In the passage above, we find a centurion asking Jesus for help. A centurion was a Roman officer in charge of a century made up of 60-80 men. It took years as a soldier to become a centurion and they were the backbone of the Roman army. This centurion was a military man, raised in a system of rules and order. The rules and order were not for pageantry, but were necessary for a well-run army and navy. The military can only be effective when there is a true team working to complete a task or accomplish a goal. A key part of this teamwork is recognizing those who are in authority and then responding promptly to the exact directions of those persons. It places a responsibility on the officers to be just, well-informed, and well-trained.

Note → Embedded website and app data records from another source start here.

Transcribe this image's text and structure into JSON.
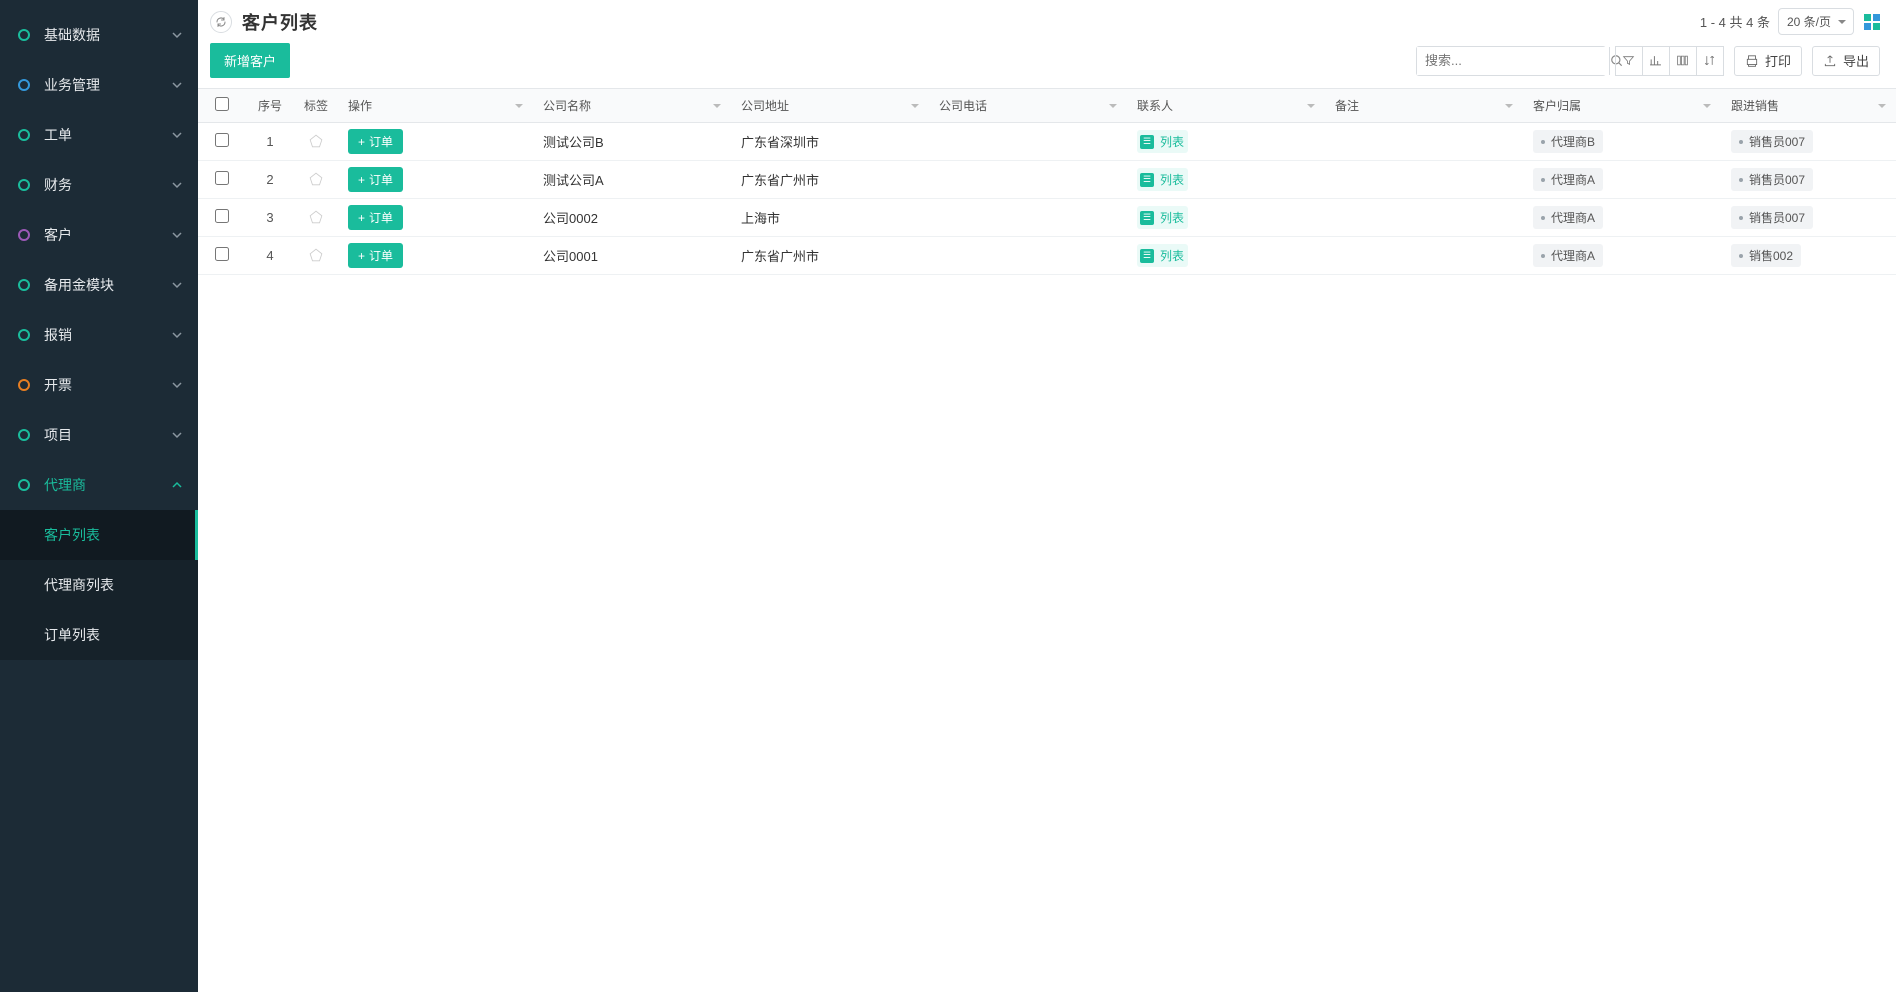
{
  "page_title": "客户列表",
  "sidebar": {
    "items": [
      {
        "label": "基础数据"
      },
      {
        "label": "业务管理"
      },
      {
        "label": "工单"
      },
      {
        "label": "财务"
      },
      {
        "label": "客户"
      },
      {
        "label": "备用金模块"
      },
      {
        "label": "报销"
      },
      {
        "label": "开票"
      },
      {
        "label": "项目"
      },
      {
        "label": "代理商",
        "expanded": true,
        "children": [
          {
            "label": "客户列表",
            "active": true
          },
          {
            "label": "代理商列表"
          },
          {
            "label": "订单列表"
          }
        ]
      }
    ]
  },
  "pagination": {
    "range_text": "1 - 4  共  4  条",
    "page_size_text": "20 条/页"
  },
  "toolbar": {
    "new_label": "新增客户",
    "search_placeholder": "搜索...",
    "print_label": "打印",
    "export_label": "导出"
  },
  "columns": {
    "index": "序号",
    "tag": "标签",
    "operation": "操作",
    "company_name": "公司名称",
    "company_addr": "公司地址",
    "company_tel": "公司电话",
    "contact": "联系人",
    "remark": "备注",
    "belong": "客户归属",
    "sales": "跟进销售"
  },
  "row_labels": {
    "order_btn": "订单",
    "list_btn": "列表"
  },
  "rows": [
    {
      "idx": "1",
      "company_name": "测试公司B",
      "company_addr": "广东省深圳市",
      "company_tel": "",
      "remark": "",
      "belong": "代理商B",
      "sales": "销售员007"
    },
    {
      "idx": "2",
      "company_name": "测试公司A",
      "company_addr": "广东省广州市",
      "company_tel": "",
      "remark": "",
      "belong": "代理商A",
      "sales": "销售员007"
    },
    {
      "idx": "3",
      "company_name": "公司0002",
      "company_addr": "上海市",
      "company_tel": "",
      "remark": "",
      "belong": "代理商A",
      "sales": "销售员007"
    },
    {
      "idx": "4",
      "company_name": "公司0001",
      "company_addr": "广东省广州市",
      "company_tel": "",
      "remark": "",
      "belong": "代理商A",
      "sales": "销售002"
    }
  ]
}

This particular Roman centurion recognized Jesus as being a person with authority. Due to his military training, he was well-trained to respond to authority once he recognized it. His recognition of Jesus' authority was a gift of faith. His ability to respond to Jesus and to accept his word because of his authority was a result of his years of training.
So, this Lent, I want to focus on my role as an authority figure in my home. That means a renewed commitment and effort to being just, well-informed, and well-trained, so my children will grown up in a system of just authority in our home. That means they also need to see me as I respond to the authority of the Church in my own life. What do my words and actions say about how I feel towards the Church, her bishops, and her priests? Am I faithfully kneeling to the authority of the Church?
The goal for order and discipline in my home and our family time must not focus on efficiency, good citizenship, or avoiding embarrassment in public. The focus of our family's structure and time needs to be: responding properly to authority. And that starts with me. How do I use the time I am gifted with each day? What example do I set for how we should use our leisure time? Are my instructions given in a just manner or are they a result of frustration or anger? Do I exercise my authority differently when in the presence of "witnesses?"
Leave it to Holy Mother Church to take care of me. She provides me with the season of Lent to focus on Christ, through prayer, fasting, study, and the sacraments. It is my prayer that this Lent leads to a more just and better-prepared mother for my children and a structure for our home life that is more conducive to them responding properly--and lovingly--to my authority. The small earthly goal for Lent, so that we can hope to receive the same response as the centurion one day, in heaven: "Go! Let it be done just as you believed it would."
May your Lenten journey be fruitful and may God bless the Church through this time of transition. Amen.